Data shown:
..........

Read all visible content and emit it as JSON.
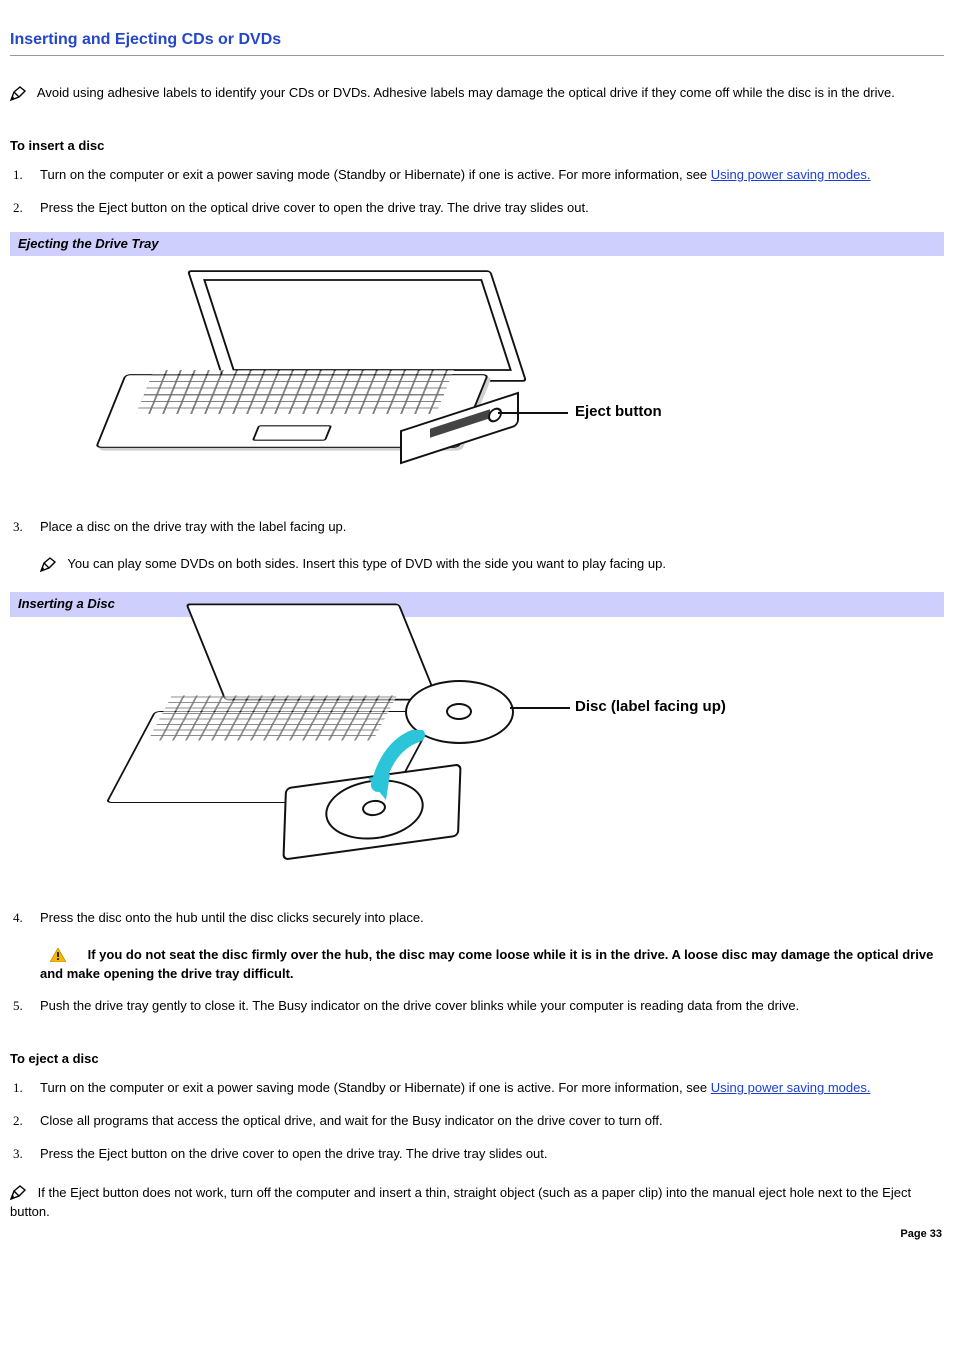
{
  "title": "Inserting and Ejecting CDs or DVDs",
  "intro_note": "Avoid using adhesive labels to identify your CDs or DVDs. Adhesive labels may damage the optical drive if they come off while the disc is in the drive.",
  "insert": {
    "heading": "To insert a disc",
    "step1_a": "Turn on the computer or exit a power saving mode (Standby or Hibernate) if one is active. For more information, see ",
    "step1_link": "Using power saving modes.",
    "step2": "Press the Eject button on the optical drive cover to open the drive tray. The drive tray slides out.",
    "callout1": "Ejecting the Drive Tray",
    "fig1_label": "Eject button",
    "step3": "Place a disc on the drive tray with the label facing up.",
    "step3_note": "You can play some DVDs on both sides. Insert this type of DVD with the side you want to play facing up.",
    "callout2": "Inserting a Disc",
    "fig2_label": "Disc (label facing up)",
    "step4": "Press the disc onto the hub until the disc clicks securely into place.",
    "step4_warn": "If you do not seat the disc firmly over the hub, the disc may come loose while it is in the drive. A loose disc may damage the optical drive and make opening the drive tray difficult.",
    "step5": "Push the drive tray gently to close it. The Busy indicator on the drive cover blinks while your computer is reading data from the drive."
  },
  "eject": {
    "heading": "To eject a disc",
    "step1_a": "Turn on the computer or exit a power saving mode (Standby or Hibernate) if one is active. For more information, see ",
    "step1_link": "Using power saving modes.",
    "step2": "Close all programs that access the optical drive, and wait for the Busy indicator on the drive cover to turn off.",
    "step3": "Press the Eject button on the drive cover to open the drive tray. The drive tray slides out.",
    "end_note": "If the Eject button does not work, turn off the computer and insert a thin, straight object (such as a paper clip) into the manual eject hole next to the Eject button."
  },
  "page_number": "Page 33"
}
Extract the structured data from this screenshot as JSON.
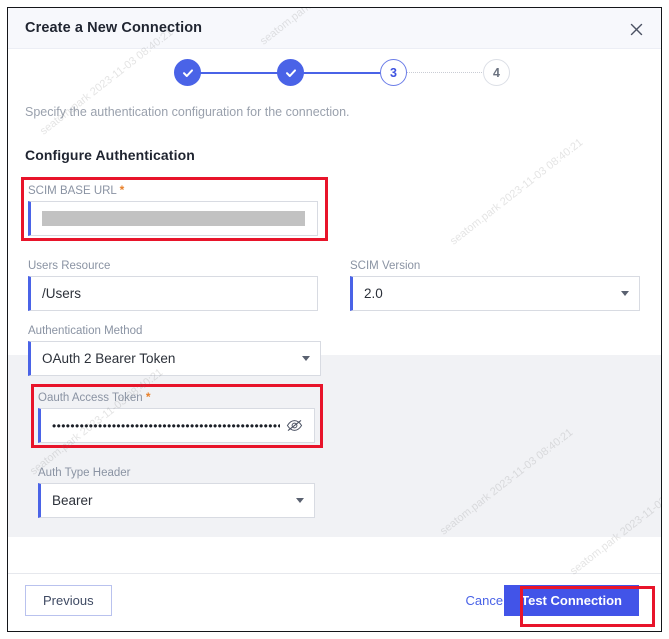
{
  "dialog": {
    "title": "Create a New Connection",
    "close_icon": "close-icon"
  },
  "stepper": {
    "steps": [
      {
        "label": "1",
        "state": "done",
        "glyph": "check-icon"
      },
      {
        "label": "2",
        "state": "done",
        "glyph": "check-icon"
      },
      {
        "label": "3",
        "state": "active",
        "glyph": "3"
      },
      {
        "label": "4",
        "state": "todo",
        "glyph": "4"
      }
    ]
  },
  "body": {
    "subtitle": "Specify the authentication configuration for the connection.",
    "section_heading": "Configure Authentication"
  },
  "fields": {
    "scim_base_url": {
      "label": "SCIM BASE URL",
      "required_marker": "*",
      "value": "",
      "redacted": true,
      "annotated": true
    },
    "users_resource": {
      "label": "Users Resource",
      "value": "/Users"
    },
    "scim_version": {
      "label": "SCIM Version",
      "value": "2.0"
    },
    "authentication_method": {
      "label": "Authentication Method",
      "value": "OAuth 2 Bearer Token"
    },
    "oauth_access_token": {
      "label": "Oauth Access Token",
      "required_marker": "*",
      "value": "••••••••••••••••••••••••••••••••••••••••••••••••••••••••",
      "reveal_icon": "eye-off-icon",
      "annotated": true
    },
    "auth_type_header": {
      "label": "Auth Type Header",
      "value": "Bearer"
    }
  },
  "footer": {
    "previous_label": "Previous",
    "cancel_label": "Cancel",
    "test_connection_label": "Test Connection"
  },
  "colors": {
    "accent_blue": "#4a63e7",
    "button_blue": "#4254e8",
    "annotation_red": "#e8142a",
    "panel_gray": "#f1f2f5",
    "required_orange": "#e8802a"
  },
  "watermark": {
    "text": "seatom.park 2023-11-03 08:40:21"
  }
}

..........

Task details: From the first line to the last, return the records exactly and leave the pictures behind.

Answer for the task:
Read all visible content and emit it as JSON.
{
  "title": "Inserting and Ejecting CDs or DVDs",
  "intro_note": "Avoid using adhesive labels to identify your CDs or DVDs. Adhesive labels may damage the optical drive if they come off while the disc is in the drive.",
  "insert": {
    "heading": "To insert a disc",
    "step1_a": "Turn on the computer or exit a power saving mode (Standby or Hibernate) if one is active. For more information, see ",
    "step1_link": "Using power saving modes.",
    "step2": "Press the Eject button on the optical drive cover to open the drive tray. The drive tray slides out.",
    "callout1": "Ejecting the Drive Tray",
    "fig1_label": "Eject button",
    "step3": "Place a disc on the drive tray with the label facing up.",
    "step3_note": "You can play some DVDs on both sides. Insert this type of DVD with the side you want to play facing up.",
    "callout2": "Inserting a Disc",
    "fig2_label": "Disc (label facing up)",
    "step4": "Press the disc onto the hub until the disc clicks securely into place.",
    "step4_warn": "If you do not seat the disc firmly over the hub, the disc may come loose while it is in the drive. A loose disc may damage the optical drive and make opening the drive tray difficult.",
    "step5": "Push the drive tray gently to close it. The Busy indicator on the drive cover blinks while your computer is reading data from the drive."
  },
  "eject": {
    "heading": "To eject a disc",
    "step1_a": "Turn on the computer or exit a power saving mode (Standby or Hibernate) if one is active. For more information, see ",
    "step1_link": "Using power saving modes.",
    "step2": "Close all programs that access the optical drive, and wait for the Busy indicator on the drive cover to turn off.",
    "step3": "Press the Eject button on the drive cover to open the drive tray. The drive tray slides out.",
    "end_note": "If the Eject button does not work, turn off the computer and insert a thin, straight object (such as a paper clip) into the manual eject hole next to the Eject button."
  },
  "page_number": "Page 33"
}
Extract the structured data from this screenshot as JSON.
{
  "dialog": {
    "title": "Create a New Connection",
    "close_icon": "close-icon"
  },
  "stepper": {
    "steps": [
      {
        "label": "1",
        "state": "done",
        "glyph": "check-icon"
      },
      {
        "label": "2",
        "state": "done",
        "glyph": "check-icon"
      },
      {
        "label": "3",
        "state": "active",
        "glyph": "3"
      },
      {
        "label": "4",
        "state": "todo",
        "glyph": "4"
      }
    ]
  },
  "body": {
    "subtitle": "Specify the authentication configuration for the connection.",
    "section_heading": "Configure Authentication"
  },
  "fields": {
    "scim_base_url": {
      "label": "SCIM BASE URL",
      "required_marker": "*",
      "value": "",
      "redacted": true,
      "annotated": true
    },
    "users_resource": {
      "label": "Users Resource",
      "value": "/Users"
    },
    "scim_version": {
      "label": "SCIM Version",
      "value": "2.0"
    },
    "authentication_method": {
      "label": "Authentication Method",
      "value": "OAuth 2 Bearer Token"
    },
    "oauth_access_token": {
      "label": "Oauth Access Token",
      "required_marker": "*",
      "value": "••••••••••••••••••••••••••••••••••••••••••••••••••••••••",
      "reveal_icon": "eye-off-icon",
      "annotated": true
    },
    "auth_type_header": {
      "label": "Auth Type Header",
      "value": "Bearer"
    }
  },
  "footer": {
    "previous_label": "Previous",
    "cancel_label": "Cancel",
    "test_connection_label": "Test Connection"
  },
  "colors": {
    "accent_blue": "#4a63e7",
    "button_blue": "#4254e8",
    "annotation_red": "#e8142a",
    "panel_gray": "#f1f2f5",
    "required_orange": "#e8802a"
  },
  "watermark": {
    "text": "seatom.park 2023-11-03 08:40:21"
  }
}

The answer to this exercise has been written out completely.